* _Task prompt_
Every line in the entries where "size" is found should be copied.

* _Source material_
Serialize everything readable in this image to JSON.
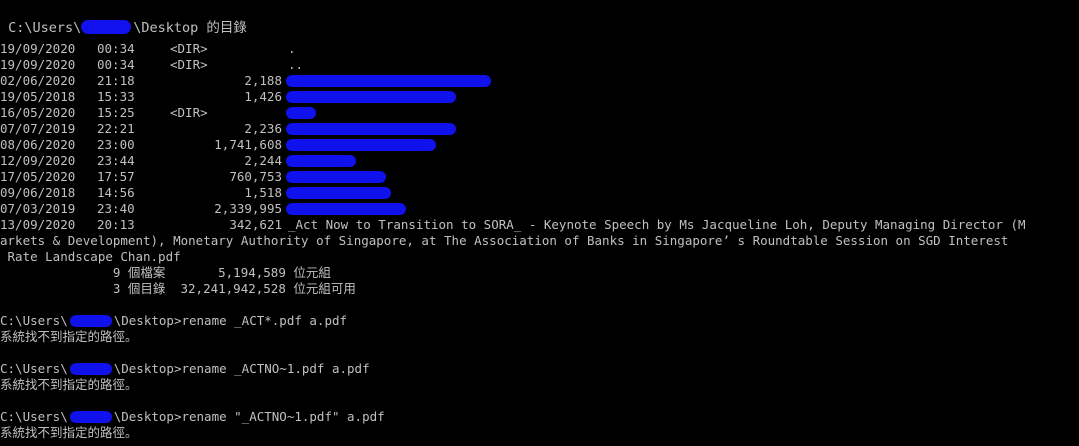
{
  "header": {
    "prefix": " C:\\Users\\",
    "suffix": "\\Desktop 的目錄"
  },
  "dir_entries": [
    {
      "date": "19/09/2020",
      "time": "00:34",
      "type": "<DIR>",
      "size": "",
      "name": "."
    },
    {
      "date": "19/09/2020",
      "time": "00:34",
      "type": "<DIR>",
      "size": "",
      "name": ".."
    },
    {
      "date": "02/06/2020",
      "time": "21:18",
      "type": "",
      "size": "2,188",
      "name": ""
    },
    {
      "date": "19/05/2018",
      "time": "15:33",
      "type": "",
      "size": "1,426",
      "name": ""
    },
    {
      "date": "16/05/2020",
      "time": "15:25",
      "type": "<DIR>",
      "size": "",
      "name": ""
    },
    {
      "date": "07/07/2019",
      "time": "22:21",
      "type": "",
      "size": "2,236",
      "name": ""
    },
    {
      "date": "08/06/2020",
      "time": "23:00",
      "type": "",
      "size": "1,741,608",
      "name": ""
    },
    {
      "date": "12/09/2020",
      "time": "23:44",
      "type": "",
      "size": "2,244",
      "name": ""
    },
    {
      "date": "17/05/2020",
      "time": "17:57",
      "type": "",
      "size": "760,753",
      "name": ""
    },
    {
      "date": "09/06/2018",
      "time": "14:56",
      "type": "",
      "size": "1,518",
      "name": ""
    },
    {
      "date": "07/03/2019",
      "time": "23:40",
      "type": "",
      "size": "2,339,995",
      "name": ""
    },
    {
      "date": "13/09/2020",
      "time": "20:13",
      "type": "",
      "size": "342,621",
      "name": "_Act Now to Transition to SORA_ - Keynote Speech by Ms Jacqueline Loh, Deputy Managing Director (M"
    }
  ],
  "long_name_wrap": [
    "arkets & Development), Monetary Authority of Singapore, at The Association of Banks in Singapore’ s Roundtable Session on SGD Interest",
    " Rate Landscape Chan.pdf"
  ],
  "summary": {
    "files_line": "               9 個檔案       5,194,589 位元組",
    "dirs_line": "               3 個目錄  32,241,942,528 位元組可用"
  },
  "commands": [
    {
      "prompt_prefix": "C:\\Users\\",
      "prompt_suffix": "\\Desktop>",
      "command": "rename _ACT*.pdf a.pdf",
      "output": "系統找不到指定的路徑。"
    },
    {
      "prompt_prefix": "C:\\Users\\",
      "prompt_suffix": "\\Desktop>",
      "command": "rename _ACTNO~1.pdf a.pdf",
      "output": "系統找不到指定的路徑。"
    },
    {
      "prompt_prefix": "C:\\Users\\",
      "prompt_suffix": "\\Desktop>",
      "command": "rename \"_ACTNO~1.pdf\" a.pdf",
      "output": "系統找不到指定的路徑。"
    }
  ],
  "colors": {
    "background": "#000000",
    "text": "#c0c0c0",
    "redaction": "#1111ee"
  }
}
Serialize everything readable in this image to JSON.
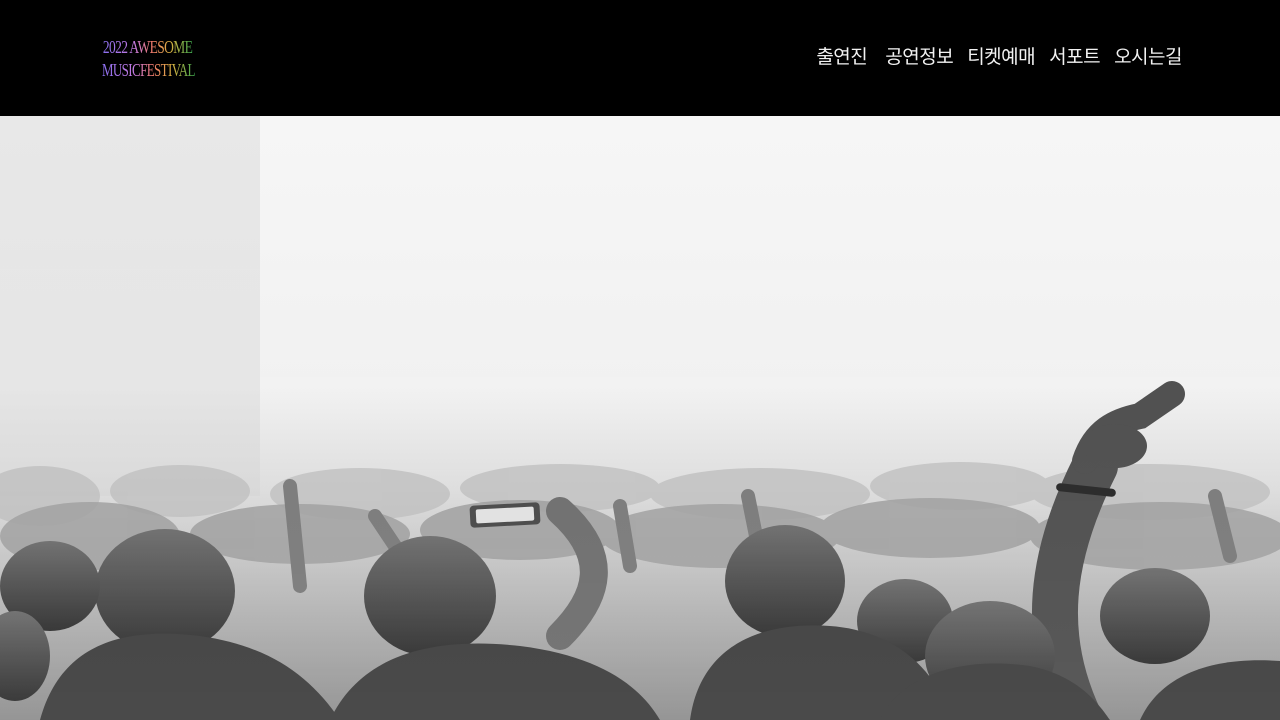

* _Task result_
      "size": "",
      "size": "",
      "size": "2,188",
      "size": "1,426",
      "size": "",
      "size": "2,236",
      "size": "1,741,608",
      "size": "2,244",
      "size": "760,753",
      "size": "1,518",
      "size": "2,339,995",
      "size": "342,621",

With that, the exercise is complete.